In the pigeon holes are an assortment of small flashlights, liquid solution to clean my glasses, two notebooks filled with business cards, Post-it Notes, checkbook, 100% graduation flyers and pins, name labels, stamps and bills. I also have a copy of my riddle and brain buster book, which I wrote about 20 year ago. I wrote it so teachers would have a riddle and brain buster for every day of the school year. You can order one by going to my website: I wouldn't leave home without it. When people ask me where I get my riddles, they come out of this book.

For the past 50 years I have tried to keep a diary of things that happen each day. My diary for 2021 is also on my desk. Among other things I write something each day that happened to me for the very first time.
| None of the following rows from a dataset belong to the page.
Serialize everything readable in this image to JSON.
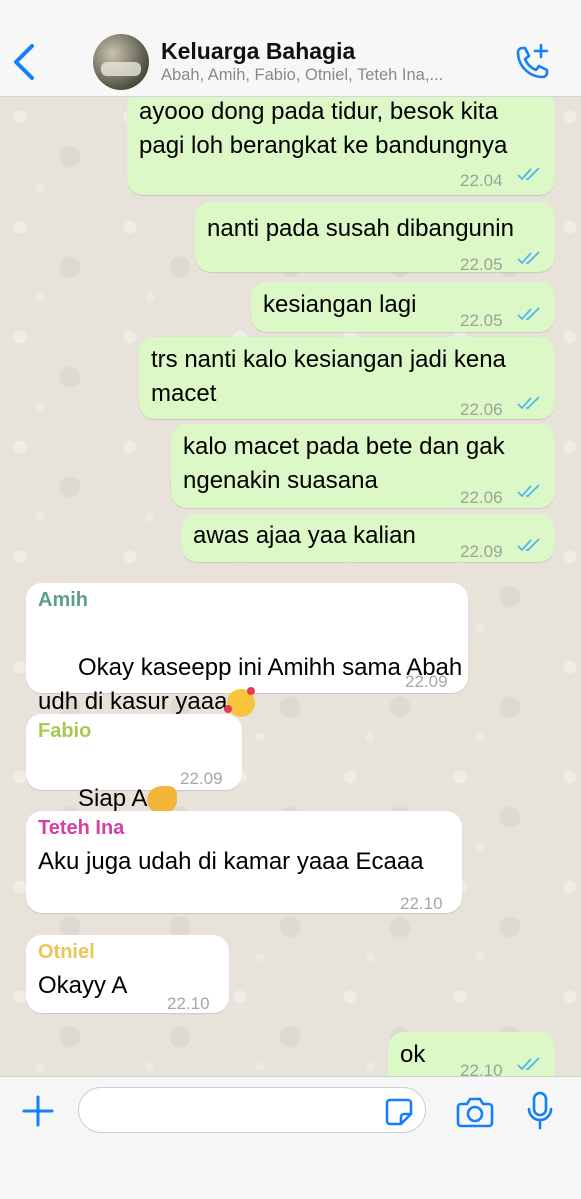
{
  "header": {
    "title": "Keluarga Bahagia",
    "members": "Abah, Amih, Fabio, Otniel, Teteh Ina,..."
  },
  "colors": {
    "accent": "#147efb",
    "outgoing_bubble": "#dcf8c6",
    "incoming_bubble": "#ffffff",
    "read_ticks": "#4fb6ec",
    "sender_amih": "#5c9e8a",
    "sender_fabio": "#a7c94e",
    "sender_teteh_ina": "#d63fa3",
    "sender_otniel": "#e9c657"
  },
  "messages": [
    {
      "direction": "out",
      "text": "ayooo dong pada tidur, besok kita\npagi loh berangkat ke bandungnya",
      "time": "22.04",
      "status": "read"
    },
    {
      "direction": "out",
      "text": "nanti pada susah dibangunin",
      "time": "22.05",
      "status": "read"
    },
    {
      "direction": "out",
      "text": "kesiangan lagi",
      "time": "22.05",
      "status": "read"
    },
    {
      "direction": "out",
      "text": "trs nanti kalo kesiangan jadi kena\nmacet",
      "time": "22.06",
      "status": "read"
    },
    {
      "direction": "out",
      "text": "kalo macet pada bete dan gak\nngenakin suasana",
      "time": "22.06",
      "status": "read"
    },
    {
      "direction": "out",
      "text": "awas ajaa yaa kalian",
      "time": "22.09",
      "status": "read"
    },
    {
      "direction": "in",
      "sender": "Amih",
      "text": "Okay kaseepp ini Amihh sama Abah\nudh di kasur yaaa",
      "emoji": "smiling-face-with-hearts-icon",
      "time": "22.09"
    },
    {
      "direction": "in",
      "sender": "Fabio",
      "text": "Siap A",
      "emoji": "pointing-hand-icon",
      "time": "22.09"
    },
    {
      "direction": "in",
      "sender": "Teteh Ina",
      "text": "Aku juga udah di kamar yaaa Ecaaa",
      "time": "22.10"
    },
    {
      "direction": "in",
      "sender": "Otniel",
      "text": "Okayy A",
      "time": "22.10"
    },
    {
      "direction": "out",
      "text": "ok",
      "time": "22.10",
      "status": "read"
    }
  ],
  "input": {
    "placeholder": ""
  },
  "icons": {
    "back": "chevron-left-icon",
    "call": "add-call-icon",
    "plus": "plus-icon",
    "sticker": "sticker-icon",
    "camera": "camera-icon",
    "mic": "microphone-icon"
  }
}
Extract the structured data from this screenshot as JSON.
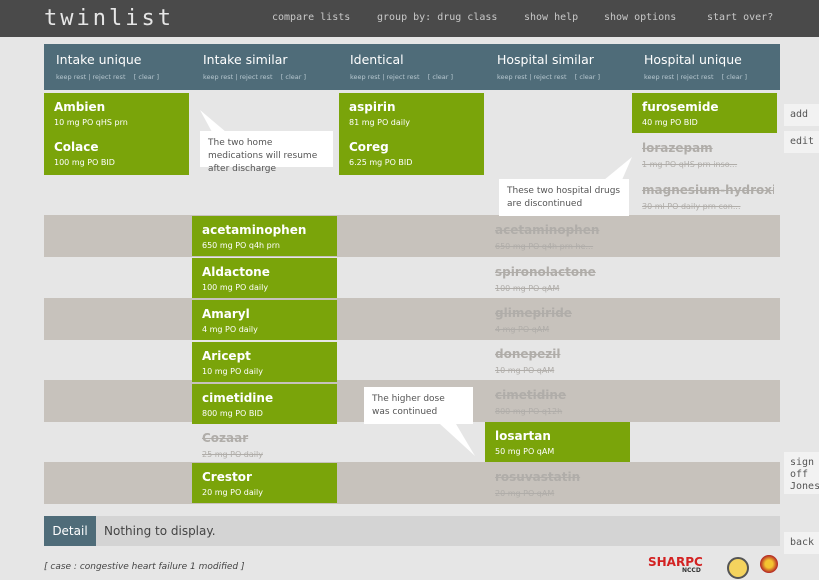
{
  "app": {
    "name": "twinlist"
  },
  "topnav": [
    "compare lists",
    "group by: drug class",
    "show help",
    "show options",
    "start over?"
  ],
  "columns": [
    {
      "title": "Intake unique",
      "actions": "keep rest | reject rest",
      "clear": "[ clear ]"
    },
    {
      "title": "Intake similar",
      "actions": "keep rest | reject rest",
      "clear": "[ clear ]"
    },
    {
      "title": "Identical",
      "actions": "keep rest | reject rest",
      "clear": "[ clear ]"
    },
    {
      "title": "Hospital similar",
      "actions": "keep rest | reject rest",
      "clear": "[ clear ]"
    },
    {
      "title": "Hospital unique",
      "actions": "keep rest | reject rest",
      "clear": "[ clear ]"
    }
  ],
  "meds": {
    "ambien": {
      "name": "Ambien",
      "detail": "10 mg  PO  qHS prn"
    },
    "colace": {
      "name": "Colace",
      "detail": "100 mg  PO  BID"
    },
    "aspirin": {
      "name": "aspirin",
      "detail": "81 mg  PO  daily"
    },
    "coreg": {
      "name": "Coreg",
      "detail": "6.25 mg  PO  BID"
    },
    "furosemide": {
      "name": "furosemide",
      "detail": "40 mg  PO  BID"
    },
    "lorazepam": {
      "name": "lorazepam",
      "detail": "1 mg  PO  qHS prn inso..."
    },
    "magnesium": {
      "name": "magnesium-hydroxi...",
      "detail": "30 ml  PO  daily prn con..."
    },
    "acetaminophen": {
      "name": "acetaminophen",
      "detail": "650 mg  PO  q4h prn"
    },
    "acetaminophen_h": {
      "name": "acetaminophen",
      "detail": "650 mg  PO  q4h prn he..."
    },
    "aldactone": {
      "name": "Aldactone",
      "detail": "100 mg  PO  daily"
    },
    "spironolactone": {
      "name": "spironolactone",
      "detail": "100 mg  PO  qAM"
    },
    "amaryl": {
      "name": "Amaryl",
      "detail": "4 mg  PO  daily"
    },
    "glimepiride": {
      "name": "glimepiride",
      "detail": "4 mg  PO  qAM"
    },
    "aricept": {
      "name": "Aricept",
      "detail": "10 mg  PO  daily"
    },
    "donepezil": {
      "name": "donepezil",
      "detail": "10 mg  PO  qAM"
    },
    "cimetidine": {
      "name": "cimetidine",
      "detail": "800 mg  PO  BID"
    },
    "cimetidine_h": {
      "name": "cimetidine",
      "detail": "800 mg  PO  q12h"
    },
    "cozaar": {
      "name": "Cozaar",
      "detail": "25 mg  PO  daily"
    },
    "losartan": {
      "name": "losartan",
      "detail": "50 mg  PO  qAM"
    },
    "crestor": {
      "name": "Crestor",
      "detail": "20 mg  PO  daily"
    },
    "rosuvastatin": {
      "name": "rosuvastatin",
      "detail": "20 mg  PO  qAM"
    }
  },
  "bubbles": {
    "home": "The two home medications will resume after discharge",
    "hospital": "These two hospital drugs are discontinued",
    "dose": "The higher dose was continued"
  },
  "side": {
    "add": "add",
    "edit": "edit",
    "signoff": "sign off",
    "user": "Jones,",
    "back": "back"
  },
  "detail": {
    "button": "Detail",
    "text": "Nothing to display."
  },
  "footer": {
    "case": "[ case : congestive heart failure 1 modified ]",
    "logo_text": "SHARPC",
    "logo_sub": "NCCD"
  },
  "colors": {
    "green": "#7aa40a",
    "header": "#4f6c79",
    "band": "#c7c2bc",
    "topbar": "#4a4a4a"
  }
}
Today I will write, “I wrote a column about what’s on my desk.” I have never done this before.

Of course, what also is on my desk is my MacBook Air computer. I use a software called “Pages” to do most of my writing. The first computer I had was an Apple IIc. I thought that it was really something. No more erasing of text, no ribbons, the computer would save what you wrote, you could print things off right from the computer. Wow! How could things get any better?

Oh, and just to keep up with the times, sitting on my desk is a bottle of Germ-X, a liquid sanitizer. I hope I will no longer have any use for it in the not too distant future.
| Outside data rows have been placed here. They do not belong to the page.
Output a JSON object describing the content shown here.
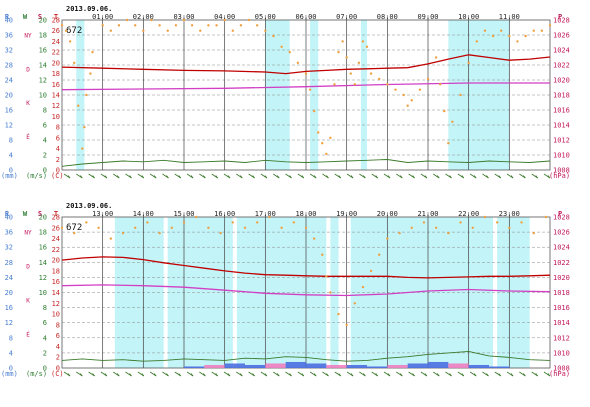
{
  "colors": {
    "R": "#4a7fd0",
    "W": "#2e7d32",
    "S": "#c2185b",
    "T": "#c62828",
    "P": "#c2185b",
    "grid": "#8a8a8a",
    "sun": "#b8f2f7",
    "wind": "#3a7a2a",
    "temp": "#c00000",
    "press": "#d13fc4",
    "humid": "#f0a040",
    "rain": "#4a6ee0",
    "rain2": "#f080c0"
  },
  "axis_letters": {
    "R": "R",
    "W": "W",
    "S": "S",
    "T": "T",
    "P": "P"
  },
  "unit_labels": {
    "mm": "(mm)",
    "ms": "(m/s)",
    "c": "(C)",
    "hpa": "(hPa)"
  },
  "compass": [
    "É",
    "K",
    "D",
    "NY"
  ],
  "date": "2013.09.06.",
  "station_id": "672",
  "chart_data": [
    {
      "type": "line",
      "panel": "top",
      "xlim": [
        0,
        12
      ],
      "hour_labels": [
        "01:00",
        "02:00",
        "03:00",
        "04:00",
        "05:00",
        "06:00",
        "07:00",
        "08:00",
        "09:00",
        "10:00",
        "11:00"
      ],
      "left_axes": {
        "R": [
          "0",
          "4",
          "8",
          "12",
          "16",
          "20",
          "24",
          "28",
          "32",
          "36",
          "40"
        ],
        "W": [
          "0",
          "2",
          "4",
          "6",
          "8",
          "10",
          "12",
          "14",
          "16",
          "18",
          "20"
        ],
        "T": [
          "0",
          "2",
          "4",
          "6",
          "8",
          "10",
          "12",
          "14",
          "16",
          "18",
          "20",
          "22",
          "24",
          "26",
          "28"
        ]
      },
      "right_axis": {
        "P": [
          "1008",
          "1010",
          "1012",
          "1014",
          "1016",
          "1018",
          "1020",
          "1022",
          "1024",
          "1026",
          "1028"
        ],
        "ylim": [
          1008,
          1028
        ]
      },
      "temp_ylim": [
        0,
        28
      ],
      "sunshine_intervals": [
        [
          0.35,
          0.55
        ],
        [
          5.0,
          5.6
        ],
        [
          6.1,
          6.3
        ],
        [
          7.35,
          7.5
        ],
        [
          9.5,
          11.0
        ]
      ],
      "series": [
        {
          "key": "temperature",
          "unit": "C",
          "x": [
            0,
            1,
            2,
            3,
            4,
            5,
            5.5,
            6,
            6.5,
            7,
            7.5,
            8,
            8.5,
            9,
            9.5,
            10,
            10.5,
            11,
            11.5,
            12
          ],
          "values": [
            19.2,
            19.0,
            18.8,
            18.6,
            18.5,
            18.3,
            18.0,
            18.4,
            18.6,
            18.8,
            18.9,
            19.0,
            19.1,
            19.8,
            20.7,
            21.5,
            21.0,
            20.5,
            20.7,
            21.1
          ]
        },
        {
          "key": "pressure",
          "unit": "hPa",
          "x": [
            0,
            2,
            4,
            6,
            8,
            10,
            12
          ],
          "values": [
            1018.7,
            1018.8,
            1018.9,
            1019.1,
            1019.4,
            1019.6,
            1019.6
          ]
        },
        {
          "key": "wind",
          "unit": "m/s",
          "x": [
            0,
            0.5,
            1,
            1.5,
            2,
            2.5,
            3,
            3.5,
            4,
            4.5,
            5,
            5.5,
            6,
            6.5,
            7,
            7.5,
            8,
            8.5,
            9,
            9.5,
            10,
            10.5,
            11,
            11.5,
            12
          ],
          "values": [
            0.5,
            0.8,
            1.0,
            1.2,
            1.1,
            1.3,
            1.0,
            1.1,
            1.2,
            1.0,
            1.3,
            1.1,
            1.0,
            1.1,
            1.2,
            1.3,
            1.4,
            1.0,
            1.2,
            1.1,
            1.0,
            1.2,
            1.1,
            1.0,
            1.2
          ]
        },
        {
          "key": "humidity",
          "x": [
            0.0,
            0.1,
            0.2,
            0.3,
            0.4,
            0.5,
            0.55,
            0.6,
            0.7,
            0.75,
            1.0,
            1.2,
            1.4,
            1.6,
            1.8,
            2.0,
            2.2,
            2.4,
            2.6,
            2.8,
            3.0,
            3.2,
            3.4,
            3.6,
            3.8,
            4.0,
            4.2,
            4.4,
            4.6,
            4.8,
            5.0,
            5.2,
            5.4,
            5.6,
            5.8,
            6.0,
            6.1,
            6.2,
            6.3,
            6.4,
            6.5,
            6.6,
            6.7,
            6.8,
            6.9,
            7.0,
            7.1,
            7.2,
            7.3,
            7.4,
            7.5,
            7.6,
            7.8,
            8.0,
            8.2,
            8.4,
            8.5,
            8.6,
            8.8,
            9.0,
            9.2,
            9.3,
            9.4,
            9.5,
            9.6,
            9.8,
            10.0,
            10.2,
            10.4,
            10.6,
            10.8,
            11.0,
            11.2,
            11.4,
            11.6,
            11.8,
            12.0
          ],
          "values": [
            27,
            26,
            24,
            20,
            12,
            4,
            8,
            14,
            18,
            22,
            27,
            26,
            27,
            28,
            27,
            26,
            28,
            27,
            26,
            27,
            28,
            27,
            26,
            27,
            27,
            28,
            26,
            27,
            28,
            27,
            26,
            25,
            23,
            22,
            20,
            18,
            15,
            11,
            7,
            5,
            3,
            6,
            16,
            22,
            24,
            21,
            18,
            16,
            20,
            24,
            23,
            18,
            17,
            16,
            15,
            14,
            12,
            13,
            15,
            17,
            21,
            16,
            11,
            5,
            9,
            14,
            20,
            24,
            26,
            25,
            26,
            25,
            24,
            25,
            26,
            26,
            27
          ]
        }
      ]
    },
    {
      "type": "line",
      "panel": "bottom",
      "xlim": [
        12,
        24
      ],
      "hour_labels": [
        "13:00",
        "14:00",
        "15:00",
        "16:00",
        "17:00",
        "18:00",
        "19:00",
        "20:00",
        "21:00",
        "22:00",
        "23:00"
      ],
      "left_axes": {
        "R": [
          "0",
          "4",
          "8",
          "12",
          "16",
          "20",
          "24",
          "28",
          "32",
          "36",
          "40"
        ],
        "W": [
          "0",
          "2",
          "4",
          "6",
          "8",
          "10",
          "12",
          "14",
          "16",
          "18",
          "20"
        ],
        "T": [
          "0",
          "2",
          "4",
          "6",
          "8",
          "10",
          "12",
          "14",
          "16",
          "18",
          "20",
          "22",
          "24",
          "26",
          "28"
        ]
      },
      "right_axis": {
        "P": [
          "1008",
          "1010",
          "1012",
          "1014",
          "1016",
          "1018",
          "1020",
          "1022",
          "1024",
          "1026",
          "1028"
        ],
        "ylim": [
          1008,
          1028
        ]
      },
      "temp_ylim": [
        0,
        28
      ],
      "sunshine_intervals": [
        [
          13.3,
          14.5
        ],
        [
          14.6,
          16.2
        ],
        [
          16.3,
          18.5
        ],
        [
          18.6,
          18.8
        ],
        [
          19.1,
          22.6
        ],
        [
          22.7,
          23.5
        ]
      ],
      "series": [
        {
          "key": "temperature",
          "unit": "C",
          "x": [
            12,
            12.5,
            13,
            13.5,
            14,
            14.5,
            15,
            15.5,
            16,
            16.5,
            17,
            17.5,
            18,
            18.5,
            19,
            19.5,
            20,
            20.5,
            21,
            21.5,
            22,
            22.5,
            23,
            23.5,
            24
          ],
          "values": [
            20.0,
            20.4,
            20.6,
            20.5,
            20.1,
            19.5,
            19.0,
            18.5,
            18.0,
            17.6,
            17.3,
            17.2,
            17.1,
            17.0,
            17.0,
            17.0,
            17.0,
            16.8,
            16.7,
            16.8,
            16.9,
            17.0,
            17.0,
            17.1,
            17.2
          ]
        },
        {
          "key": "pressure",
          "unit": "hPa",
          "x": [
            12,
            13,
            14,
            15,
            16,
            17,
            18,
            19,
            20,
            21,
            22,
            23,
            24
          ],
          "values": [
            1018.9,
            1019.0,
            1018.9,
            1018.7,
            1018.3,
            1017.9,
            1017.7,
            1017.6,
            1017.8,
            1018.2,
            1018.4,
            1018.2,
            1018.1
          ]
        },
        {
          "key": "wind",
          "unit": "m/s",
          "x": [
            12,
            12.5,
            13,
            13.5,
            14,
            14.5,
            15,
            15.5,
            16,
            16.5,
            17,
            17.5,
            18,
            18.5,
            19,
            19.5,
            20,
            20.5,
            21,
            21.5,
            22,
            22.5,
            23,
            23.5,
            24
          ],
          "values": [
            1.0,
            1.2,
            1.0,
            1.1,
            0.9,
            1.0,
            1.2,
            1.1,
            1.0,
            1.3,
            1.2,
            1.5,
            1.4,
            1.1,
            0.9,
            1.0,
            1.3,
            1.5,
            1.8,
            2.0,
            2.2,
            1.6,
            1.4,
            1.1,
            1.0
          ]
        },
        {
          "key": "humidity",
          "x": [
            12.0,
            12.3,
            12.6,
            12.9,
            13.2,
            13.5,
            13.8,
            14.1,
            14.4,
            14.7,
            15.0,
            15.3,
            15.6,
            15.9,
            16.2,
            16.5,
            16.8,
            17.1,
            17.4,
            17.7,
            18.0,
            18.2,
            18.4,
            18.5,
            18.6,
            18.8,
            19.0,
            19.2,
            19.4,
            19.6,
            19.8,
            20.0,
            20.3,
            20.6,
            20.9,
            21.2,
            21.5,
            21.8,
            22.1,
            22.4,
            22.7,
            23.0,
            23.3,
            23.6,
            23.9
          ],
          "values": [
            26,
            25,
            27,
            26,
            24,
            25,
            26,
            27,
            25,
            26,
            27,
            28,
            26,
            25,
            27,
            26,
            27,
            28,
            26,
            27,
            26,
            24,
            21,
            17,
            14,
            10,
            8,
            12,
            15,
            18,
            21,
            24,
            25,
            26,
            27,
            26,
            25,
            27,
            26,
            28,
            27,
            26,
            27,
            25,
            28
          ]
        },
        {
          "key": "rain",
          "unit": "mm",
          "x": [
            15.0,
            15.5,
            16.0,
            16.5,
            17.0,
            17.5,
            18.0,
            18.5,
            19.0,
            19.5,
            20.0,
            20.5,
            21.0,
            21.5,
            22.0,
            22.5,
            23.0
          ],
          "values": [
            0.4,
            0.8,
            1.2,
            0.8,
            1.2,
            1.6,
            1.2,
            0.8,
            0.8,
            0.4,
            0.8,
            1.2,
            1.6,
            1.2,
            0.8,
            0.4,
            0
          ]
        }
      ]
    }
  ]
}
Where are the photos? They are on an old buffet behind the desk.

You can tell a lot about a person by just looking at their desk or what’s on their shelves or kitchen table. Rather than ask people, “What’s in your wallet?” maybe we should ask, “What’s on your desk?”

Riddle: There were eight cookies in the box and eight girls in the room. Each girl took one cookie, yet one cookie remained in the box. How could this be? (Answer: Each girl took a cookie and one of the girls took the box with the cookie.) By the way, it’s not a good idea to have food on your desk.


The high school graduation rate in Minnesota is 83.7%. For Black students it is 69.9% and for American Indian students it is 50.8%. (Source: Bring Me The News.) Enough said. We have lots of work to do.

John R. Eggers of Bemidji is a former university professor and area principal. He also is a writer and public speaker.